Data for this task.
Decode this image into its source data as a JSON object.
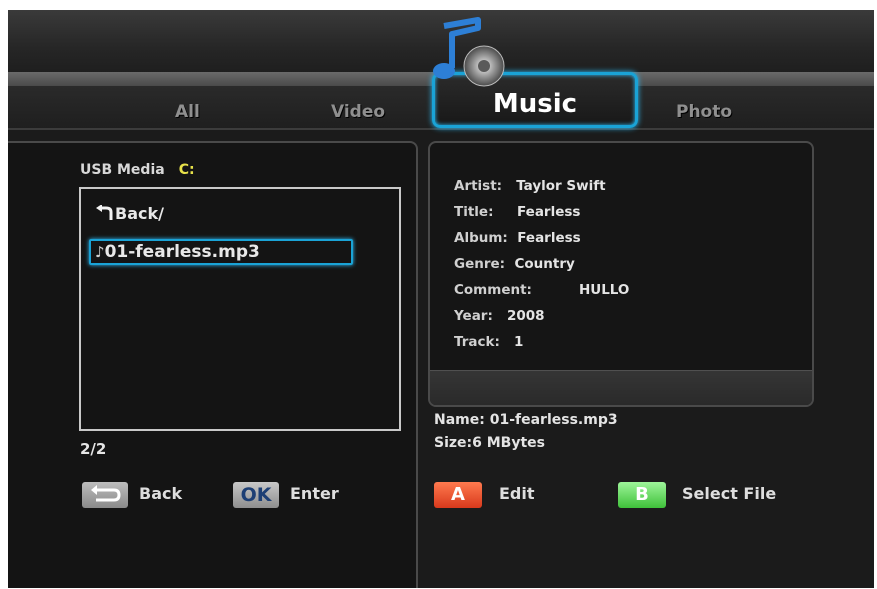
{
  "tabs": [
    {
      "label": "All"
    },
    {
      "label": "Video"
    },
    {
      "label": "Music"
    },
    {
      "label": "Photo"
    }
  ],
  "browser": {
    "device_label": "USB Media",
    "drive": "C:",
    "back_label": "Back/",
    "selected_file": "01-fearless.mp3",
    "counter": "2/2"
  },
  "info": {
    "artist": {
      "label": "Artist:",
      "value": "Taylor Swift"
    },
    "title": {
      "label": "Title:",
      "value": "Fearless"
    },
    "album": {
      "label": "Album:",
      "value": "Fearless"
    },
    "genre": {
      "label": "Genre:",
      "value": "Country"
    },
    "comment": {
      "label": "Comment:",
      "value": "HULLO"
    },
    "year": {
      "label": "Year:",
      "value": "2008"
    },
    "track": {
      "label": "Track:",
      "value": "1"
    }
  },
  "file_details": {
    "name_label": "Name:",
    "name_value": "01-fearless.mp3",
    "size_label": "Size:",
    "size_value": "6  MBytes"
  },
  "hints": {
    "back_label": "Back",
    "ok_key": "OK",
    "enter_label": "Enter",
    "a_key": "A",
    "edit_label": "Edit",
    "b_key": "B",
    "select_label": "Select File"
  },
  "colors": {
    "accent_blue": "#1aa3d6",
    "key_a": "#e4482a",
    "key_b": "#5ad455",
    "drive_yellow": "#e8e24a"
  },
  "icons": [
    "music-note-icon",
    "back-arrow-icon",
    "music-file-icon",
    "return-key-icon"
  ]
}
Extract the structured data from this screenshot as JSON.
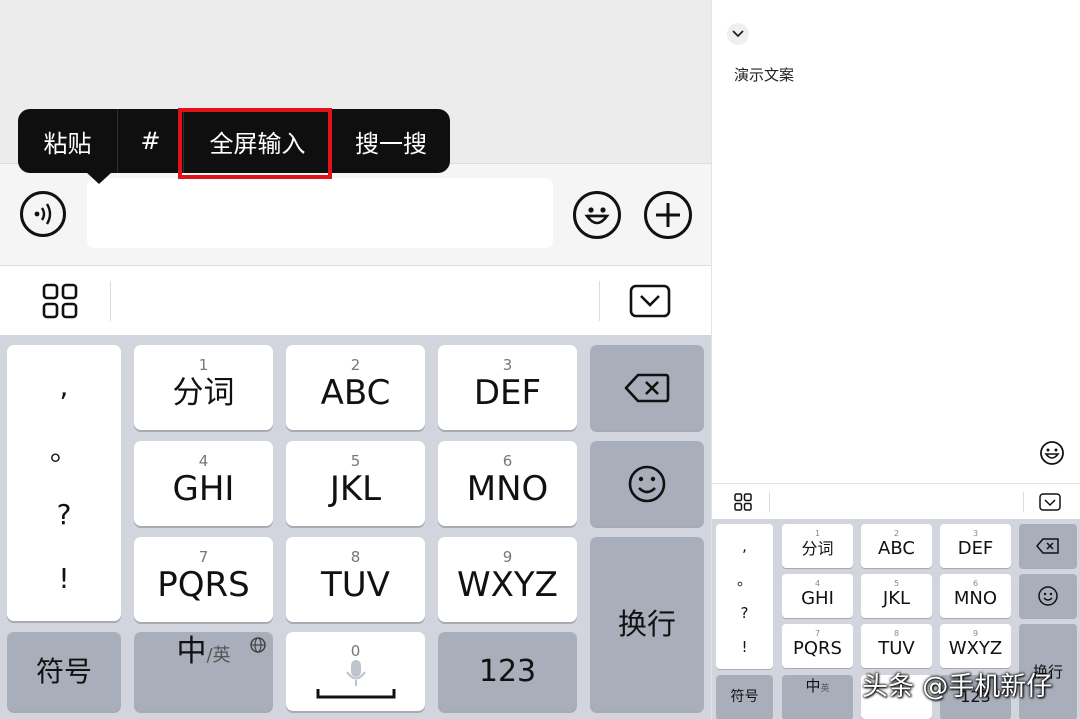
{
  "left_panel": {
    "context_menu": {
      "items": [
        "粘贴",
        "#",
        "全屏输入",
        "搜一搜"
      ],
      "highlighted_item": "全屏输入",
      "highlight_color": "#e0131b"
    },
    "input_bar": {
      "voice_icon": "voice-wave-icon",
      "emoji_icon": "emoji-icon",
      "plus_icon": "plus-icon",
      "text_value": ""
    },
    "toolbar": {
      "grid_icon": "grid-icon",
      "collapse_icon": "collapse-keyboard-icon"
    },
    "keyboard": {
      "punct": [
        ",",
        "。",
        "?",
        "!"
      ],
      "keys": [
        {
          "num": "1",
          "label": "分词"
        },
        {
          "num": "2",
          "label": "ABC"
        },
        {
          "num": "3",
          "label": "DEF"
        },
        {
          "num": "4",
          "label": "GHI"
        },
        {
          "num": "5",
          "label": "JKL"
        },
        {
          "num": "6",
          "label": "MNO"
        },
        {
          "num": "7",
          "label": "PQRS"
        },
        {
          "num": "8",
          "label": "TUV"
        },
        {
          "num": "9",
          "label": "WXYZ"
        }
      ],
      "symbols": "符号",
      "lang_cn": "中",
      "lang_sep": "/",
      "lang_en": "英",
      "space_num": "0",
      "num_key": "123",
      "enter": "换行"
    }
  },
  "right_panel": {
    "note_text": "演示文案",
    "keyboard": {
      "punct": [
        ",",
        "。",
        "?",
        "!"
      ],
      "keys": [
        {
          "num": "1",
          "label": "分词"
        },
        {
          "num": "2",
          "label": "ABC"
        },
        {
          "num": "3",
          "label": "DEF"
        },
        {
          "num": "4",
          "label": "GHI"
        },
        {
          "num": "5",
          "label": "JKL"
        },
        {
          "num": "6",
          "label": "MNO"
        },
        {
          "num": "7",
          "label": "PQRS"
        },
        {
          "num": "8",
          "label": "TUV"
        },
        {
          "num": "9",
          "label": "WXYZ"
        }
      ],
      "symbols": "符号",
      "lang_cn": "中",
      "lang_en": "英",
      "num_key": "123",
      "enter": "换行"
    }
  },
  "watermark": "头条 @手机新仔"
}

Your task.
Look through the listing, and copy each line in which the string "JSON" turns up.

Exercise answer.
Decode this image into its source data as a JSON object.
Extract the structured data from this screenshot as JSON.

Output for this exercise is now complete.